Here’s a valuable rule to follow: if Leland Yeager wrote it, it’s worth reading – and reading carefully. And even though Leland will celebrate his 90th birthday in just four months, he’s still going strong. Here’s his review of Thomas Piketty’s Capital in the Twenty-First Century. (HT Scott Eden) A slice:
One might expect concern about inequality to include concern about further concentration of resources and power in the state. However, Piketty does not expect his more drastic and broad-based progressive taxes to raise much more revenue. Nor, perhaps inconsistently with not expecting this, does he worry about damaging incentives to work and innovate. Possibly he agrees with John Stuart Mill in thinking that the distribution of wealth can be separated from its production. Possibly, like José Ortega y Gasset’s Mass Man (The Revolt of the Masses, 1930), he regards the wonders of modern industrial civilization as automatically existing, like facts of nature.
I offer only one small amendment to Leland’s excellent review. The first sentence of the paragraph immediately preceding the passage quoted above reads: “Nowhere, as far as I noticed, and to his credit, does Piketty blame inequality for economic crises and depressions or commit the crude Keynesianism of recommending redistribution to raise the propensity to consume.”
Uncharacteristically, Leland missed this passage from page 297 of Piketty’s volume (footnote excluded):
Is it possible that the increase of inequality in the United States helped to trigger the financial crisis of 2008? Given the fact that the share of the upper decile in U.S. national income peaked twice in the past century, once in 1928 (on the eve of the crash of 1929) and again in 2007 (on the eve of the crash of 2008), the question is difficult to avoid.
In my view, there is absolutely no doubt that the increase in inequality in the United States contributed to the nation’s financial instability.

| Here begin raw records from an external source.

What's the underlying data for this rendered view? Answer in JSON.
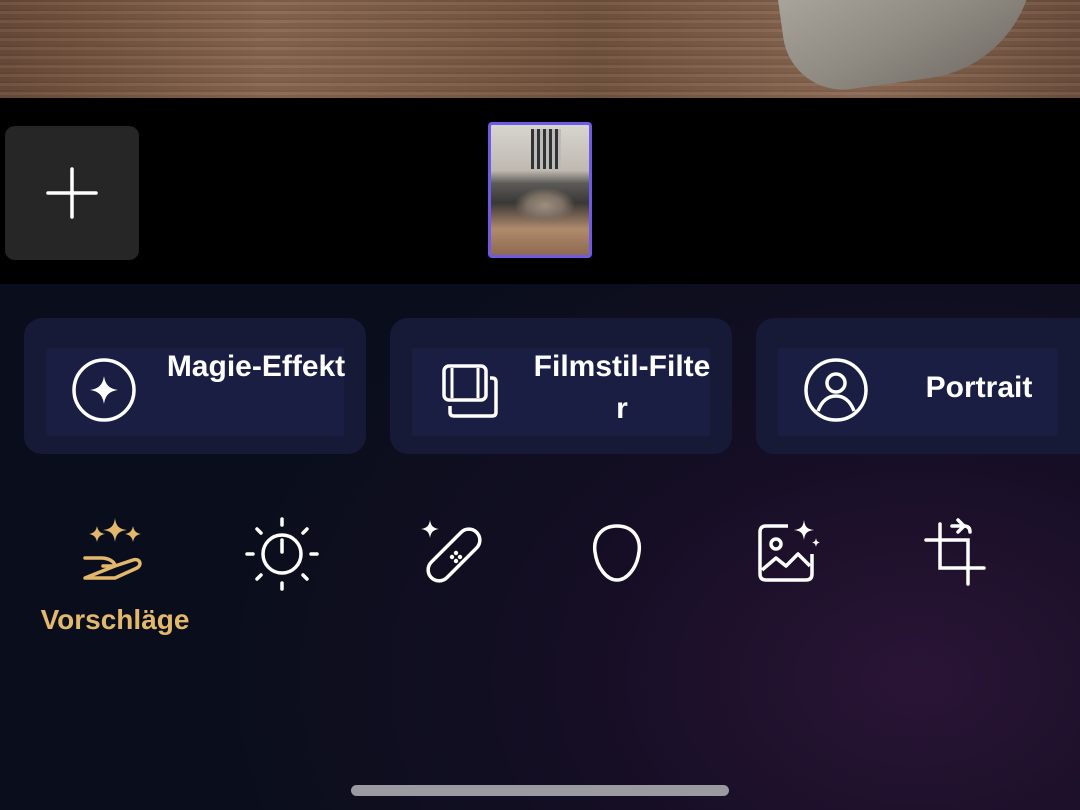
{
  "colors": {
    "accent_gold": "#e3b86c",
    "thumb_border": "#6f5ae6",
    "card_bg": "#161a36"
  },
  "thumbnails": {
    "add_icon": "plus-icon"
  },
  "cards": [
    {
      "label": "Magie-Effekt",
      "icon": "magic-effect-icon"
    },
    {
      "label": "Filmstil-Filter",
      "icon": "film-filter-icon"
    },
    {
      "label": "Portrait",
      "icon": "portrait-icon"
    }
  ],
  "tools": [
    {
      "label": "Vorschläge",
      "icon": "suggestions-hand-sparkle-icon",
      "active": true
    },
    {
      "icon": "brightness-adjust-icon"
    },
    {
      "icon": "retouch-bandage-icon"
    },
    {
      "icon": "face-icon"
    },
    {
      "icon": "ai-image-icon"
    },
    {
      "icon": "crop-rotate-icon"
    }
  ]
}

The reason is simple: one consequence of increasing inequality was virtual stagnation of the purchasing power of the lower and middle classes in the United States, which inevitably made it more likely that modest households would take on debt, especially since unscrupulous banks and financial intermediaries, freed from regulation and eager to earn good yields on the enormous savings injected into the system by the well-to-do, offered credit on increasingly generous terms.
This one passage from Piketty’s book – in addition to being factually wrong about the purchasing power of lower- and middle-class Americans (In fact, it did not stagnate.), and in addition to revealing Piketty’s fixed-pie notion of wealth (In fact, increasing income inequality in a market economy does not imply, or even suggest, that impressive income growth for the rich causes income growth for poor and middle-income folk to stagnate.) – is a nest of poor economic reasoning. See how many of these flaws you can pick out.